* Exercise data *
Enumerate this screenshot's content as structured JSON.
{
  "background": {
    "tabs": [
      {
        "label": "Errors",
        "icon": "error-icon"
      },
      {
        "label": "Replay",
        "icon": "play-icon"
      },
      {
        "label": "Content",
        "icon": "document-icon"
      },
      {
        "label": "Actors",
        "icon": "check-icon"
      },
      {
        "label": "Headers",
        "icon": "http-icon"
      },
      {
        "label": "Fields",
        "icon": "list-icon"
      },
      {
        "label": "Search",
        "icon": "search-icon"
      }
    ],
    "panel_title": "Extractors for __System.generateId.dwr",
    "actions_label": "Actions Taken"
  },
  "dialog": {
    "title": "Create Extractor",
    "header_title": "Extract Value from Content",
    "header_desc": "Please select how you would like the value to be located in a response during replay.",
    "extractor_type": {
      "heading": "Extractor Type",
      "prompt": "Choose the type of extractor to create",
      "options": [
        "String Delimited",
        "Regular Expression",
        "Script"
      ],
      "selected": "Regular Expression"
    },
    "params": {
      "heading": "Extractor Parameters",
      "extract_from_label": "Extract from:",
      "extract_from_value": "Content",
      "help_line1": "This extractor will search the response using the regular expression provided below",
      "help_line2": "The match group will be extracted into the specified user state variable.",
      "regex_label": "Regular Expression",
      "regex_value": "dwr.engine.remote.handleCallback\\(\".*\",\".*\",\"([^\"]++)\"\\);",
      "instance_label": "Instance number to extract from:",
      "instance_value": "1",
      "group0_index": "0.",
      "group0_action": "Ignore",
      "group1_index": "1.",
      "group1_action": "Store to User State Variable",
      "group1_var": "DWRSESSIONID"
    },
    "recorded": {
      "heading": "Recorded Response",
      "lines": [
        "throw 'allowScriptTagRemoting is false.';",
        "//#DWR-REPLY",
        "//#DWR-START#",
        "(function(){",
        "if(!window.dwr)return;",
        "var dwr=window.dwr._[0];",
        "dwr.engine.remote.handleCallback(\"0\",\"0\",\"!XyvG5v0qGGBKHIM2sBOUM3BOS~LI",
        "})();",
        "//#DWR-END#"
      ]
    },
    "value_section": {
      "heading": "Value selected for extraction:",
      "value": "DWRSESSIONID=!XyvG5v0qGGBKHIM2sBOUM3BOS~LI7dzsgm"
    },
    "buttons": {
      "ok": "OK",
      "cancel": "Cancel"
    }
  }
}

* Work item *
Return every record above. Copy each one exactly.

* Answer to the exercise *
Enumerate this screenshot's content as structured JSON.
{
  "background": {
    "tabs": [
      {
        "label": "Errors",
        "icon": "error-icon"
      },
      {
        "label": "Replay",
        "icon": "play-icon"
      },
      {
        "label": "Content",
        "icon": "document-icon"
      },
      {
        "label": "Actors",
        "icon": "check-icon"
      },
      {
        "label": "Headers",
        "icon": "http-icon"
      },
      {
        "label": "Fields",
        "icon": "list-icon"
      },
      {
        "label": "Search",
        "icon": "search-icon"
      }
    ],
    "panel_title": "Extractors for __System.generateId.dwr",
    "actions_label": "Actions Taken"
  },
  "dialog": {
    "title": "Create Extractor",
    "header_title": "Extract Value from Content",
    "header_desc": "Please select how you would like the value to be located in a response during replay.",
    "extractor_type": {
      "heading": "Extractor Type",
      "prompt": "Choose the type of extractor to create",
      "options": [
        "String Delimited",
        "Regular Expression",
        "Script"
      ],
      "selected": "Regular Expression"
    },
    "params": {
      "heading": "Extractor Parameters",
      "extract_from_label": "Extract from:",
      "extract_from_value": "Content",
      "help_line1": "This extractor will search the response using the regular expression provided below",
      "help_line2": "The match group will be extracted into the specified user state variable.",
      "regex_label": "Regular Expression",
      "regex_value": "dwr.engine.remote.handleCallback\\(\".*\",\".*\",\"([^\"]++)\"\\);",
      "instance_label": "Instance number to extract from:",
      "instance_value": "1",
      "group0_index": "0.",
      "group0_action": "Ignore",
      "group1_index": "1.",
      "group1_action": "Store to User State Variable",
      "group1_var": "DWRSESSIONID"
    },
    "recorded": {
      "heading": "Recorded Response",
      "lines": [
        "throw 'allowScriptTagRemoting is false.';",
        "//#DWR-REPLY",
        "//#DWR-START#",
        "(function(){",
        "if(!window.dwr)return;",
        "var dwr=window.dwr._[0];",
        "dwr.engine.remote.handleCallback(\"0\",\"0\",\"!XyvG5v0qGGBKHIM2sBOUM3BOS~LI",
        "})();",
        "//#DWR-END#"
      ]
    },
    "value_section": {
      "heading": "Value selected for extraction:",
      "value": "DWRSESSIONID=!XyvG5v0qGGBKHIM2sBOUM3BOS~LI7dzsgm"
    },
    "buttons": {
      "ok": "OK",
      "cancel": "Cancel"
    }
  }
}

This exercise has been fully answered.